Reference
Wall, G.W.  2001.  Elevated atmospheric CO2 alleviates drought stress in wheat.  Agriculture, Ecosystems and Environment 87: 261-271.

What was done
Spring wheat (Triticum aestivum L. cv. Yecora Roja) was grown in a FACE experiment located near Phoenix, Arizona, USA.  Plants were grown in 25-m diameter plots that received atmospheric CO2 concentrations of 370 and 550 ppm.  In addition, half of the plants were subjected to a well-watered irrigation regime, while the other half received only 50% as much irrigation water (water-stressed regime).  In this paper, therefore, the author reports the effects of elevated CO2 and water stress on this important cereal crop.
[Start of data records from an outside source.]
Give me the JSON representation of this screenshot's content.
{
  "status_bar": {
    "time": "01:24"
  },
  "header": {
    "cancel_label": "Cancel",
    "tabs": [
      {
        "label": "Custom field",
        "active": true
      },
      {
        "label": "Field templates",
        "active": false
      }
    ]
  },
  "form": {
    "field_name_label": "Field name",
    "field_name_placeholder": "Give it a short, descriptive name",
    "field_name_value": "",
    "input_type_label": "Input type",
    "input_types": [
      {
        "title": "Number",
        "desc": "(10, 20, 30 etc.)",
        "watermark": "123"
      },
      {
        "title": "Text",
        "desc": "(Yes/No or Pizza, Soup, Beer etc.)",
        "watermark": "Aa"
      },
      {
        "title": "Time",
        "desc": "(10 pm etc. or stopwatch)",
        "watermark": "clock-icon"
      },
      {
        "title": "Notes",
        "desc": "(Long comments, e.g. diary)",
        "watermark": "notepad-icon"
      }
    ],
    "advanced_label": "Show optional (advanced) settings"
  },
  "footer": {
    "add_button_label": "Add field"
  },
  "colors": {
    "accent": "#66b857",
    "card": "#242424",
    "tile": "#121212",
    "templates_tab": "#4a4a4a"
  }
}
What was learned
As the amount of moisture in the soil decreased, leaf water potentials of CO2-enriched plants were always higher (less negative) than those of ambiently-grown plants, due to CO2-induced improvements in both drought avoidance and drought tolerance.  In fact, during the driest part of this two-year study, CO2-enriched plants in the "dry" irrigation treatment exhibited leaf water potentials that were similar in value to those measured on ambiently-grown plants in the "wet" irrigation treatment.  Thus, elevated CO2 completely ameliorated the effects of water-stress in these plants, as inferred by leaf water potential data.

What it means
As the atmospheric CO2 concentration increases, wheat plants will likely fare better under drought conditions than they presently do for several different reasons.  First, CO2-induced reductions in stomatal conductance should reduce transpirational water loss, so that soil water uptake per unit leaf area will likely be decreased while still maintaining a favorable plant water status.  Second, enhanced rates of photosynthesis should allow greater partitioning of carbohydrates belowground, thereby enhancing root growth and enabling plants to better explore the soil for precious water supplies during times of drought.


Reviewed 2 January 2002